*EXERCISE INSTRUCTIONS:*
Look through the data for the string "Explorer". Copy every line where it is found.

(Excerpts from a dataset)
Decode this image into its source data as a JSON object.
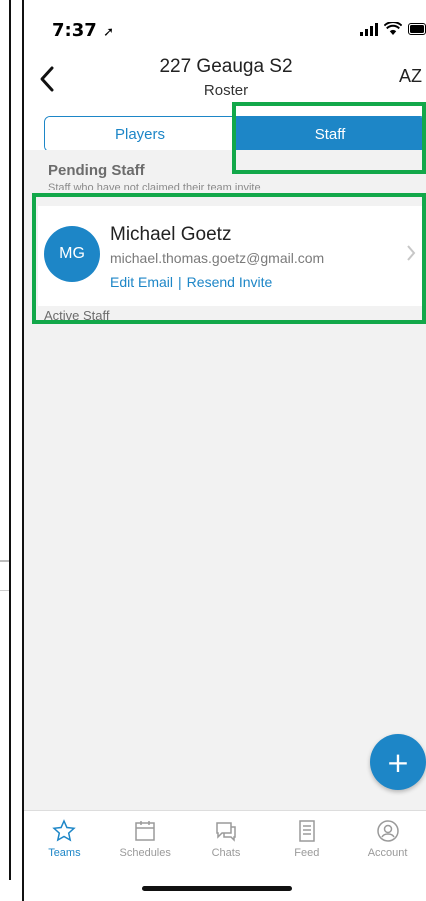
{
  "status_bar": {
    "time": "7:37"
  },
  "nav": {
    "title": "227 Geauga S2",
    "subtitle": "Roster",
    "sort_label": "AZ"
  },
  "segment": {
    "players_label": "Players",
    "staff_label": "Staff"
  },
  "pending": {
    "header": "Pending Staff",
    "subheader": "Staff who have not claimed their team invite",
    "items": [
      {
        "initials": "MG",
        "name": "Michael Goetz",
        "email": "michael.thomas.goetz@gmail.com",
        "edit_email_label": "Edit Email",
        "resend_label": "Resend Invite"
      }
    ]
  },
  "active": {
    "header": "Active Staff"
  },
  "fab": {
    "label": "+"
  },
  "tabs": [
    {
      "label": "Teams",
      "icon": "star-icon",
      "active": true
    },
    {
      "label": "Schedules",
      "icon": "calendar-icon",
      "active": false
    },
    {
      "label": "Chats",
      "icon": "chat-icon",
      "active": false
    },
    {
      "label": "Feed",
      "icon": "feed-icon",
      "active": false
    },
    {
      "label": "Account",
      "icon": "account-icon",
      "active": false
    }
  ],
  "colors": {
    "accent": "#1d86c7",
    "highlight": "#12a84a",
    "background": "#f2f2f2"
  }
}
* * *
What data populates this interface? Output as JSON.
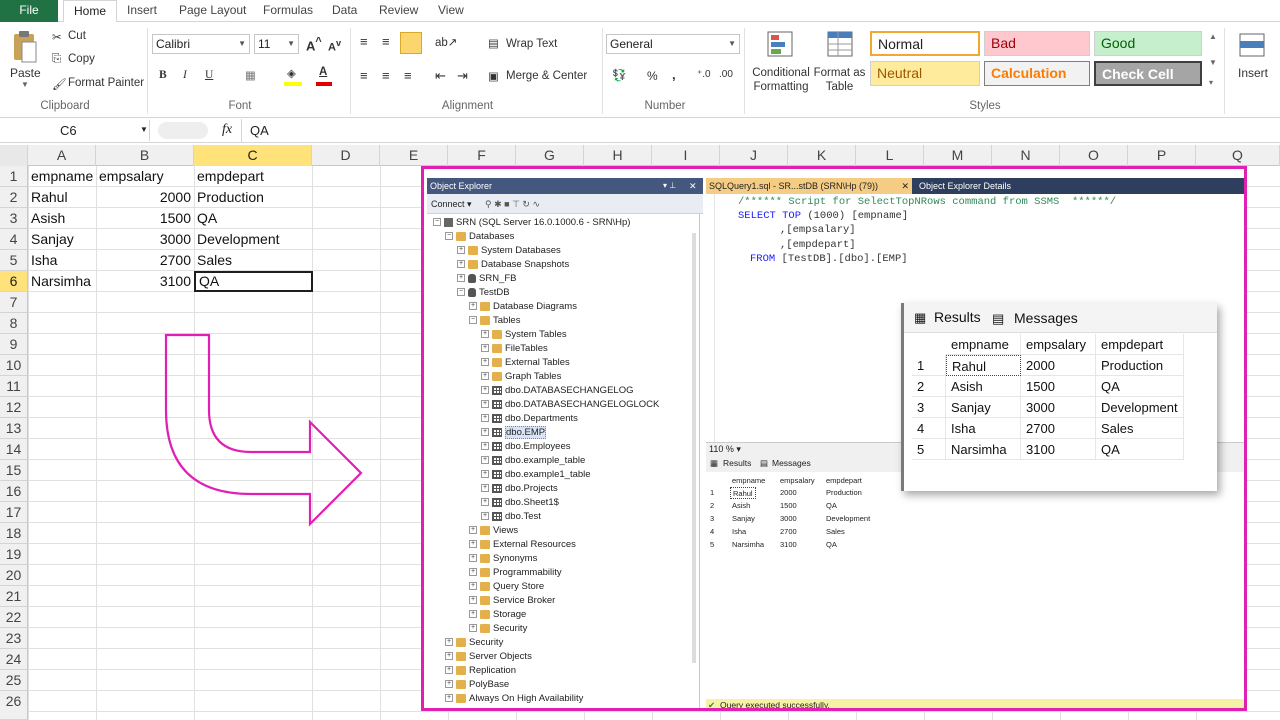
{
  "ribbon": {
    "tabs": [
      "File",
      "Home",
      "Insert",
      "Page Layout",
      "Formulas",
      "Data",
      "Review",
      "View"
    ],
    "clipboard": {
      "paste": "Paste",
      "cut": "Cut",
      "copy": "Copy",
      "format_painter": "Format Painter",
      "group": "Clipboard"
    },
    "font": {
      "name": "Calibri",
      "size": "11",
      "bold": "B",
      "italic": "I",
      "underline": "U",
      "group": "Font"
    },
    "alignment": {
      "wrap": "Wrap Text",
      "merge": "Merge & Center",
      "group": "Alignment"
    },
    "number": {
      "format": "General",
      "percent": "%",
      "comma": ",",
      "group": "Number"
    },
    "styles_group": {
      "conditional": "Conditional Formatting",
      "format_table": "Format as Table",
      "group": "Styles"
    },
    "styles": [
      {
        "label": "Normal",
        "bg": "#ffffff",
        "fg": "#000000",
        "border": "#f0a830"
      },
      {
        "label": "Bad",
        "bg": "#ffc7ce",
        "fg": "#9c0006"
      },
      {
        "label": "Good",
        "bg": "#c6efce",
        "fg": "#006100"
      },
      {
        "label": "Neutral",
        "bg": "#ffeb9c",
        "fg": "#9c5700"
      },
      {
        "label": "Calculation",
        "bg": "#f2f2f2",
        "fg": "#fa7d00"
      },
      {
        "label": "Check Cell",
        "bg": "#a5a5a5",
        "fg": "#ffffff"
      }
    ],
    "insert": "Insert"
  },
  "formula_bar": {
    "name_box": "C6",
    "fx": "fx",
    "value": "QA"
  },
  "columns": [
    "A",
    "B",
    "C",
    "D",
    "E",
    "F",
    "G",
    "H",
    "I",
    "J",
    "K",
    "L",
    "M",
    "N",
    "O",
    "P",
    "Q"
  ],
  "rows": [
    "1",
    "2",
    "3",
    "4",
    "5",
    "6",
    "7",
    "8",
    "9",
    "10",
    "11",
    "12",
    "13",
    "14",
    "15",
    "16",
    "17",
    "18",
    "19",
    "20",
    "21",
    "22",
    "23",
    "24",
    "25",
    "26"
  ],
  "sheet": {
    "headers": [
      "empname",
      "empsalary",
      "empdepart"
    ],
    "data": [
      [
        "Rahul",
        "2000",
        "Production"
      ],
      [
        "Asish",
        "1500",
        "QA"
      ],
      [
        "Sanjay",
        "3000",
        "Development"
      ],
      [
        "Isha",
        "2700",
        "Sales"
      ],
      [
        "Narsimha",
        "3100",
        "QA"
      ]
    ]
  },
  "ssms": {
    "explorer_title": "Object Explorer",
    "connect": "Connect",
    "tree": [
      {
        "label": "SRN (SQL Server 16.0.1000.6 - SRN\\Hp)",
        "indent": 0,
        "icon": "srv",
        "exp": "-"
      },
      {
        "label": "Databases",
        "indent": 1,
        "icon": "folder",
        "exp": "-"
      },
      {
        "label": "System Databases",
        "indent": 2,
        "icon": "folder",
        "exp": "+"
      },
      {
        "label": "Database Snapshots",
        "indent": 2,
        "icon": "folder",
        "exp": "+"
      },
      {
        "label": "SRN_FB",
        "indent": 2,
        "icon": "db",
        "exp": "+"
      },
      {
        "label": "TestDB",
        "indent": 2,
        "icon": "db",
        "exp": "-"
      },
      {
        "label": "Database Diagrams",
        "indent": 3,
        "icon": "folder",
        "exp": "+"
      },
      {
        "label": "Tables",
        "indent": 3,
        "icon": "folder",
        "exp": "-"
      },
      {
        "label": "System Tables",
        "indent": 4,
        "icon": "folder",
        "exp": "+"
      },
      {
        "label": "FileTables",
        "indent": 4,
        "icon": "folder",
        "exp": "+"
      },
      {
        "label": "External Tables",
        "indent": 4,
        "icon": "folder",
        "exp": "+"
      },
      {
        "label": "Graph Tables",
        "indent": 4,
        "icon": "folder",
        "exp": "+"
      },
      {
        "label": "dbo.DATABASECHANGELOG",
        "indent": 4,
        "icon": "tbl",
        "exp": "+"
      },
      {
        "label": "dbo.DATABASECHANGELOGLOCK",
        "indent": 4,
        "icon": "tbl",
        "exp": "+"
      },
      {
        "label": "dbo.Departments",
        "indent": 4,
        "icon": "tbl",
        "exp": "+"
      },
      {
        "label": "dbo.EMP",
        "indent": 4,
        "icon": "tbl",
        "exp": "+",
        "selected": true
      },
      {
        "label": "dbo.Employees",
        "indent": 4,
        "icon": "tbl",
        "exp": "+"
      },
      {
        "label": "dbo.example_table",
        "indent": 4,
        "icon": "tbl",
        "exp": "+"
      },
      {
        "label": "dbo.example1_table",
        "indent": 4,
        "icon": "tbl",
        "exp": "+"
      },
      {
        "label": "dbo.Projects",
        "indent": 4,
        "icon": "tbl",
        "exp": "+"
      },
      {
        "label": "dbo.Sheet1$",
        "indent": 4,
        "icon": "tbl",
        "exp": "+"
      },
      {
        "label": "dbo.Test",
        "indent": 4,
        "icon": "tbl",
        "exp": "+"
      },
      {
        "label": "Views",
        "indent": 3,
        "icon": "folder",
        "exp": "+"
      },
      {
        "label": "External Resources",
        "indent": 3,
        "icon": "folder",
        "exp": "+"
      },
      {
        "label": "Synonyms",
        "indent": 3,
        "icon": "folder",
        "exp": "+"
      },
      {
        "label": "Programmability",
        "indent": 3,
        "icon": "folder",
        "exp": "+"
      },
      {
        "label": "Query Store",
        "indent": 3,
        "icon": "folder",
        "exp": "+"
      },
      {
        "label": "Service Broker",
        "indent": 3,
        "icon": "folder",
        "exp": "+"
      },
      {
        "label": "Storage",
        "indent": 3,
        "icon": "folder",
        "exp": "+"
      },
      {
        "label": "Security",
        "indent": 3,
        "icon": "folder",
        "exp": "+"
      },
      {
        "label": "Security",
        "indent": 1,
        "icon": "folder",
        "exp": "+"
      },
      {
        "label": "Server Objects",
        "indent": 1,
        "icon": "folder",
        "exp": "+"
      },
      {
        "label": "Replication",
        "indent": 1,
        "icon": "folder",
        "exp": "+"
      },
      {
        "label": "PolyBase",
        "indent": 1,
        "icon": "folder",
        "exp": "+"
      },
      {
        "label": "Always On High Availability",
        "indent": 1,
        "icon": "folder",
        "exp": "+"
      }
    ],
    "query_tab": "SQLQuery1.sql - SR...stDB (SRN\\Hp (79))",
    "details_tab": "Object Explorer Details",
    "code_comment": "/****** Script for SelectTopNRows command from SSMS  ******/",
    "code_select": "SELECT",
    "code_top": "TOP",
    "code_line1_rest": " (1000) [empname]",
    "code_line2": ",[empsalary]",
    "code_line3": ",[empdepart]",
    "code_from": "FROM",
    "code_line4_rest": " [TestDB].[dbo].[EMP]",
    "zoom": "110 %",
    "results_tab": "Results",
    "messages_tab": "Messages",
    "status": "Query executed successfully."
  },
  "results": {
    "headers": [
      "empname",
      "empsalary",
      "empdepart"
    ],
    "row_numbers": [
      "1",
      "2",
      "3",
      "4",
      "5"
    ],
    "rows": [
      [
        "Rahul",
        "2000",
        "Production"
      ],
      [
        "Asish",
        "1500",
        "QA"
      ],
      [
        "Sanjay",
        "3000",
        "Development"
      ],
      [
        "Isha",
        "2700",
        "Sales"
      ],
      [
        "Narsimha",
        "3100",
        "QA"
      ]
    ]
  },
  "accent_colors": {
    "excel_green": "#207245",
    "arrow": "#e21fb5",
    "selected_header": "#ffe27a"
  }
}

*WORKED SOLUTION:*
    "explorer_title": "Object Explorer",
    "details_tab": "Object Explorer Details",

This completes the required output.